*EXERCISE:*
Spot each line in the data below containing "true" and copy it.

(Component data from apps and pages)
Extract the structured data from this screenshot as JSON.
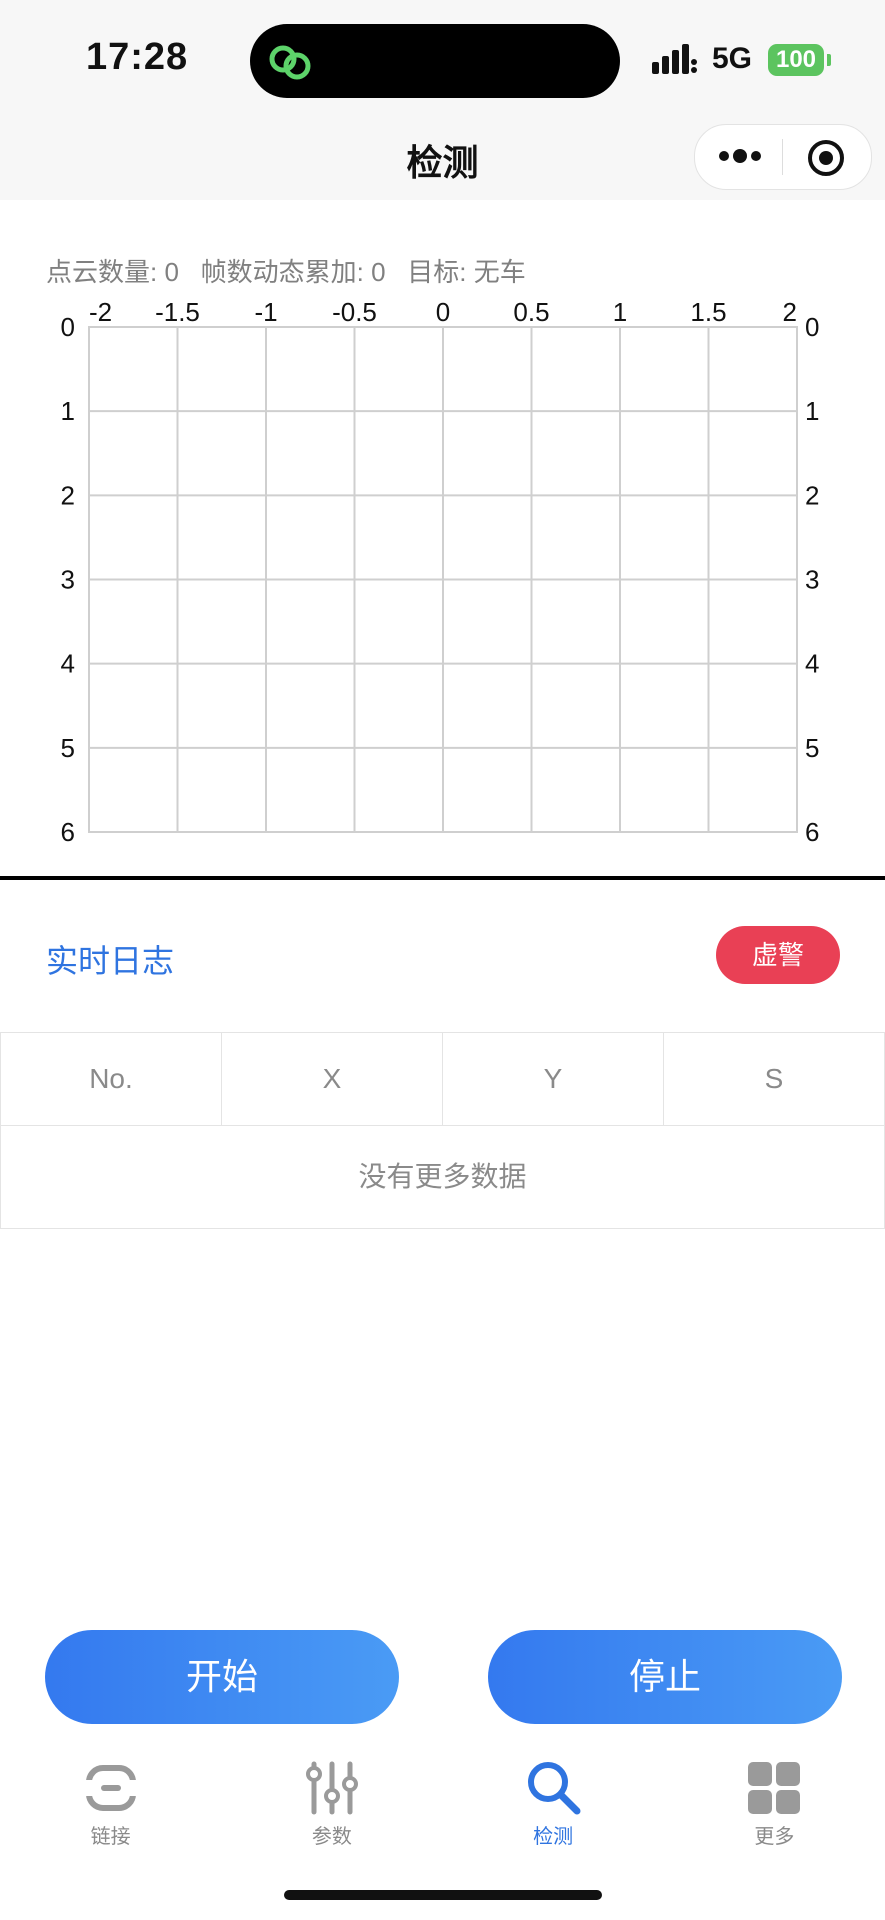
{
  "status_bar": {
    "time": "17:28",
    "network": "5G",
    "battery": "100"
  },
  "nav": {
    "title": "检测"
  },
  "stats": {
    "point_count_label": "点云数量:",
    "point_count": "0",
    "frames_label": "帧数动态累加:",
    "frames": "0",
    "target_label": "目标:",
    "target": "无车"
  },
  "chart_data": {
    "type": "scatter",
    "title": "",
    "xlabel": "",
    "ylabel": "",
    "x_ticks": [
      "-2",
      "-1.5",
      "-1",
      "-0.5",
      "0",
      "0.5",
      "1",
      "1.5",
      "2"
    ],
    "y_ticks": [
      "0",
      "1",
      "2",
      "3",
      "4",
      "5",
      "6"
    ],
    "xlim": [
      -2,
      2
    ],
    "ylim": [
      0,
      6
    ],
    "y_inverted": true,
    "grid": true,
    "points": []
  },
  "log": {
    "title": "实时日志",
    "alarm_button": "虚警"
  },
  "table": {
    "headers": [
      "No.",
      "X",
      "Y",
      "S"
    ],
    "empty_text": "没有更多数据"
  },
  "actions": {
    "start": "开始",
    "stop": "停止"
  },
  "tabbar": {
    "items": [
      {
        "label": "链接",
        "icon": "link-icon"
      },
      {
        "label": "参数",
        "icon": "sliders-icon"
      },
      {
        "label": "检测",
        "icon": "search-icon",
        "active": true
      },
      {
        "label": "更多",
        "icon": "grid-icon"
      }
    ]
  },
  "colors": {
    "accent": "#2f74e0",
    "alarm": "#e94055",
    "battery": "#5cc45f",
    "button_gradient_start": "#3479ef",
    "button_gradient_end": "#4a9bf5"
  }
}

*THE ANSWER:*
    "y_inverted": true,
    "grid": true,
        "active": true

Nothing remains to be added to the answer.